It is tragic enough breaking bad news to anybody, whether it be cancer or any other serious illness, the need to perform any operation to save life or limb, or a death. It is even worse when there is no time or opportunity for the patient or family members to realise that bad news might be coming.
Sadly I have to do this on a regular basis, and perhaps I have not learnt how to do it with grace, but rarely is there a meeting where at least one family member is not crying or asking "How could this have happened?". I have come to accept that no matter how empathic or caring I am, it is always distressing. I have learnt to carry on with my job after breaking the news (there is always paperwork), but make sure that a nurse or somebody else remains with the family to talk things over further and make sure nobody passes out.
So, my (limited) tips for breaking bad news:
- Always sit down. Do this whether you are breaking bad news or not. It is a good habit for you, and encourages the family member to sit down. It also avoids many fainting episodes.
- Introduce yourself, then ask the family what they know. This lets the family talk first so you can get a gauge to how they will respond. Often they know what you are going to say.
- Get to the point. Family members know when you are beating about the bush, and it only gets worse if you put it off. That doesn't mean make it the first thing you say, just be tactful.
- Always have tissues handy. Nobody ever says no to tissues.
- Maintain eye contact until you have finished what you are saying. Staring at the wall or floor are bad no matter who you are talking to. It makes you look insincere.
- Don't try to say too much. They will not remember. It is silly to blabber on while people are crying. Blah blah blah, blah blah blah blah ...
- Don't get drawn into discussions about "What if?". Theories are theories, and given the selective memory of family members in grief, your conjectures may come back to haunt you. Usually in the Coroner's Court. This is especially true if you have strong opinions about what happened. You are probably upset too (and sometimes wrong).
- Always check if they have any questions, and offer to discuss and explain what happened at a later stage if they wish. This avoids many complaints.
- Tell them what will happen next. They do not want to make difficult decisions straight away, but they will want to know if the Coroner or Police will be involved, if an autopsy will be requested, when the body will be removed and to where.

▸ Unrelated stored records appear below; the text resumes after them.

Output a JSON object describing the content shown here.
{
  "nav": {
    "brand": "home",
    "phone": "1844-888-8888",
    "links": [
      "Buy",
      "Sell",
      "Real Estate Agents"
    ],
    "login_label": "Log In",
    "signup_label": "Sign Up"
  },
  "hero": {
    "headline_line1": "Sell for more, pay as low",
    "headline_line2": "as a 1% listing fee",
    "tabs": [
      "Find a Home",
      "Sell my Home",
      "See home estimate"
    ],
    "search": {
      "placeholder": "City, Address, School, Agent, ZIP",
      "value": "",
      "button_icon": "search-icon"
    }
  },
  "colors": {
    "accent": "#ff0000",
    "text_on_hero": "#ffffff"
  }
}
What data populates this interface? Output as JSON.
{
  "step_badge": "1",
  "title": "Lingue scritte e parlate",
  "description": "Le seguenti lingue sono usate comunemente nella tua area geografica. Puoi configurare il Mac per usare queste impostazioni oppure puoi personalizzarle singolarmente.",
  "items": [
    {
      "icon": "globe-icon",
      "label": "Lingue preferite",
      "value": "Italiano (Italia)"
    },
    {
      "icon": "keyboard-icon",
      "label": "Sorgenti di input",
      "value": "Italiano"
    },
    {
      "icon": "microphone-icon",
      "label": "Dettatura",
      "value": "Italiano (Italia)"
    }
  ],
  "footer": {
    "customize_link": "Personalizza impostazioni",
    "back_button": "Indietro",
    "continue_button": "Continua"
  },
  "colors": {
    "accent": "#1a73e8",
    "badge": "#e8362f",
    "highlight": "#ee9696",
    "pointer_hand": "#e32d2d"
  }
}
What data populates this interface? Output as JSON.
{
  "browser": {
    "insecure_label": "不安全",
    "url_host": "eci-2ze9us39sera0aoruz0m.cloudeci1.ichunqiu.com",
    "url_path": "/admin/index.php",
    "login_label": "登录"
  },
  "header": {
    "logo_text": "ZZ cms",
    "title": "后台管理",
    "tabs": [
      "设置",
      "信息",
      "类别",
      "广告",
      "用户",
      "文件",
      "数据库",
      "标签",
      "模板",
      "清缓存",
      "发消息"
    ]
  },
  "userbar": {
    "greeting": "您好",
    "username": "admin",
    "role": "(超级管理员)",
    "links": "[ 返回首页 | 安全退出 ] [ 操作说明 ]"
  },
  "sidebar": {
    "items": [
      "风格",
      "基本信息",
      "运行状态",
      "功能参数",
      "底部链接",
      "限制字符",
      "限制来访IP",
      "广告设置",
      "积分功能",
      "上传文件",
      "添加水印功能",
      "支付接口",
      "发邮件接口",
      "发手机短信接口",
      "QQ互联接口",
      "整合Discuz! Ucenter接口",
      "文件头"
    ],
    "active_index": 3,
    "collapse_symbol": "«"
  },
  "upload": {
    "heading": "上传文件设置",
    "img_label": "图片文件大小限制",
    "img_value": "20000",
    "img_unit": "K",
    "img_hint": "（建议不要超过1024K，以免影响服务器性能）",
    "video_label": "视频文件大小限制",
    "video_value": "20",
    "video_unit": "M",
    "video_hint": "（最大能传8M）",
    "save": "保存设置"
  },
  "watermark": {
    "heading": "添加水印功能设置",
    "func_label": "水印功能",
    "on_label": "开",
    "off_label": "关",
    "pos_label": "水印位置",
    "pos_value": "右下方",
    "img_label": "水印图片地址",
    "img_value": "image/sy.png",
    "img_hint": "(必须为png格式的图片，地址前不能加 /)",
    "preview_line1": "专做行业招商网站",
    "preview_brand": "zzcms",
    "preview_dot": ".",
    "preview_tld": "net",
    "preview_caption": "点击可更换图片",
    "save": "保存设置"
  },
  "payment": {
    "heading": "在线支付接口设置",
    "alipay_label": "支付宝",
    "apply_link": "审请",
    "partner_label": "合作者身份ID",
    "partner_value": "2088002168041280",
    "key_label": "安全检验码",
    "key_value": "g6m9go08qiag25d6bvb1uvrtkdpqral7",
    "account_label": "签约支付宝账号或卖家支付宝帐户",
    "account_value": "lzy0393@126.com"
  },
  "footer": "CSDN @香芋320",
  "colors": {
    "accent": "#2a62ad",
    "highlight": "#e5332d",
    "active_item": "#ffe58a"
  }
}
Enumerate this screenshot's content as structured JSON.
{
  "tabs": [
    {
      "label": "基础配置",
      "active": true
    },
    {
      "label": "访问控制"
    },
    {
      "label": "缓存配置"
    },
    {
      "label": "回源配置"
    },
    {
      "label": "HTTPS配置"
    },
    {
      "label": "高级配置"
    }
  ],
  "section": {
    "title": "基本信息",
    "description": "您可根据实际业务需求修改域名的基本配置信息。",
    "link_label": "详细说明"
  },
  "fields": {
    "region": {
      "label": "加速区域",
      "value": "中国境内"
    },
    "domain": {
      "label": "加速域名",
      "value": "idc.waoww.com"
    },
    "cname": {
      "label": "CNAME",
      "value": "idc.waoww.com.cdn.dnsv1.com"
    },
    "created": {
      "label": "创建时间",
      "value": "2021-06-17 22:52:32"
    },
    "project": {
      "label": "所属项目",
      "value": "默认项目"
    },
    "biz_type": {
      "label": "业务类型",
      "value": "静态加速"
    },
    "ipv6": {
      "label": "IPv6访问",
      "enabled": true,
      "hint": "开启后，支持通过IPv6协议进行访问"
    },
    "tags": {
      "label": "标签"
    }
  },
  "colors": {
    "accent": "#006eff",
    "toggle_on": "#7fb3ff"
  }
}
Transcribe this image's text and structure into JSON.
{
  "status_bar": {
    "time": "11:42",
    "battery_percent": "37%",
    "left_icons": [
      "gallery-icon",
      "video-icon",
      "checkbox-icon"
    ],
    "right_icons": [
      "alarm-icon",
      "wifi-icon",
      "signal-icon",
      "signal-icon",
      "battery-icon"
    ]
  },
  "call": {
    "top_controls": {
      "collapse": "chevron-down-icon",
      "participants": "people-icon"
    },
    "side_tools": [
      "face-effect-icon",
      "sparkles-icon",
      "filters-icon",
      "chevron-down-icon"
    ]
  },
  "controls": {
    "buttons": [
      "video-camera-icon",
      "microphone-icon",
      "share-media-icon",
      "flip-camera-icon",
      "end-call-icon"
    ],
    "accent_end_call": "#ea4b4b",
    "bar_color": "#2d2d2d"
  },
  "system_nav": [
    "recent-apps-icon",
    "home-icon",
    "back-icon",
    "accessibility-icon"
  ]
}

- If they wish to see the body warn them of what they will see, especially if there are any tubes, wounds or deformities.
- Always make sure that somebody else is there with you to make sure you are not talking gibberish.